- Activity
If a line in the entries below includes "diet", show that line.

- Data shown
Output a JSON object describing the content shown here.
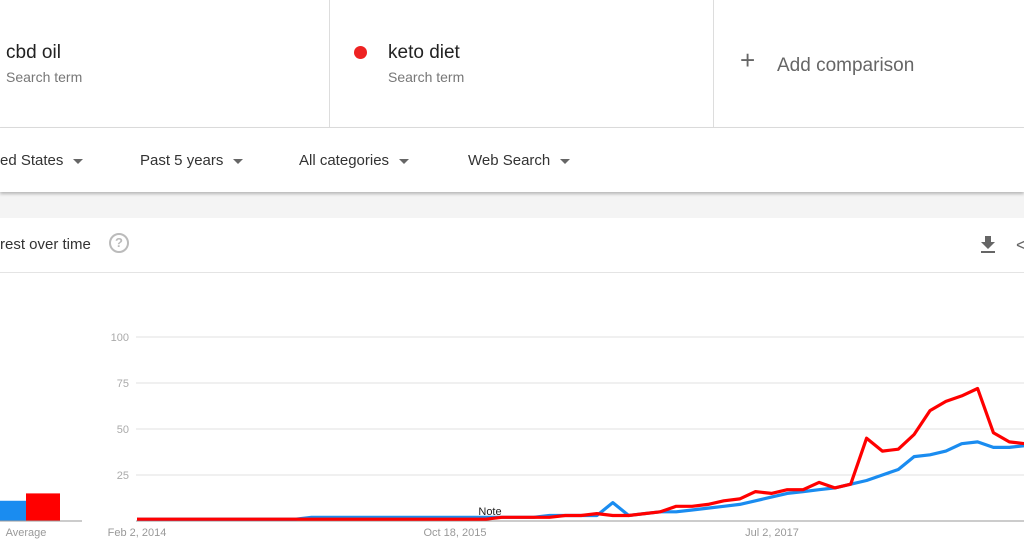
{
  "terms": [
    {
      "name": "cbd oil",
      "sub": "Search term",
      "color": "#1a8cf0"
    },
    {
      "name": "keto diet",
      "sub": "Search term",
      "color": "#ee2222"
    }
  ],
  "add_comparison": {
    "icon": "plus-icon",
    "label": "Add comparison"
  },
  "filters": [
    {
      "label": "ed States"
    },
    {
      "label": "Past 5 years"
    },
    {
      "label": "All categories"
    },
    {
      "label": "Web Search"
    }
  ],
  "card": {
    "title": "rest over time",
    "help_icon": "?",
    "download_icon": "download-icon",
    "share_icon": "share-icon"
  },
  "chart_data": {
    "type": "line",
    "ylim": [
      0,
      100
    ],
    "yticks": [
      "25",
      "50",
      "75",
      "100"
    ],
    "xticks": [
      "Feb 2, 2014",
      "Oct 18, 2015",
      "Jul 2, 2017"
    ],
    "grid": true,
    "annotation": "Note",
    "average_label": "Average",
    "averages": {
      "cbd oil": 11,
      "keto diet": 15
    },
    "x": [
      "2014-02",
      "2014-03",
      "2014-04",
      "2014-05",
      "2014-06",
      "2014-07",
      "2014-08",
      "2014-09",
      "2014-10",
      "2014-11",
      "2014-12",
      "2015-01",
      "2015-02",
      "2015-03",
      "2015-04",
      "2015-05",
      "2015-06",
      "2015-07",
      "2015-08",
      "2015-09",
      "2015-10",
      "2015-11",
      "2015-12",
      "2016-01",
      "2016-02",
      "2016-03",
      "2016-04",
      "2016-05",
      "2016-06",
      "2016-07",
      "2016-08",
      "2016-09",
      "2016-10",
      "2016-11",
      "2016-12",
      "2017-01",
      "2017-02",
      "2017-03",
      "2017-04",
      "2017-05",
      "2017-06",
      "2017-07",
      "2017-08",
      "2017-09",
      "2017-10",
      "2017-11",
      "2017-12",
      "2018-01",
      "2018-02",
      "2018-03",
      "2018-04",
      "2018-05",
      "2018-06",
      "2018-07",
      "2018-08",
      "2018-09",
      "2018-10"
    ],
    "series": [
      {
        "name": "cbd oil",
        "color": "#1a8cf0",
        "values": [
          1,
          1,
          1,
          1,
          1,
          1,
          1,
          1,
          1,
          1,
          1,
          2,
          2,
          2,
          2,
          2,
          2,
          2,
          2,
          2,
          2,
          2,
          2,
          2,
          2,
          2,
          3,
          3,
          3,
          3,
          10,
          3,
          4,
          5,
          5,
          6,
          7,
          8,
          9,
          11,
          13,
          15,
          16,
          17,
          18,
          20,
          22,
          25,
          28,
          35,
          36,
          38,
          42,
          43,
          40,
          40,
          41
        ]
      },
      {
        "name": "keto diet",
        "color": "#ff0000",
        "values": [
          1,
          1,
          1,
          1,
          1,
          1,
          1,
          1,
          1,
          1,
          1,
          1,
          1,
          1,
          1,
          1,
          1,
          1,
          1,
          1,
          1,
          1,
          1,
          2,
          2,
          2,
          2,
          3,
          3,
          4,
          3,
          3,
          4,
          5,
          8,
          8,
          9,
          11,
          12,
          16,
          15,
          17,
          17,
          21,
          18,
          20,
          45,
          38,
          39,
          47,
          60,
          65,
          68,
          72,
          48,
          43,
          42
        ]
      }
    ]
  }
}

- Output of the exercise
      "name": "keto diet",
      "keto diet": 15
        "name": "keto diet",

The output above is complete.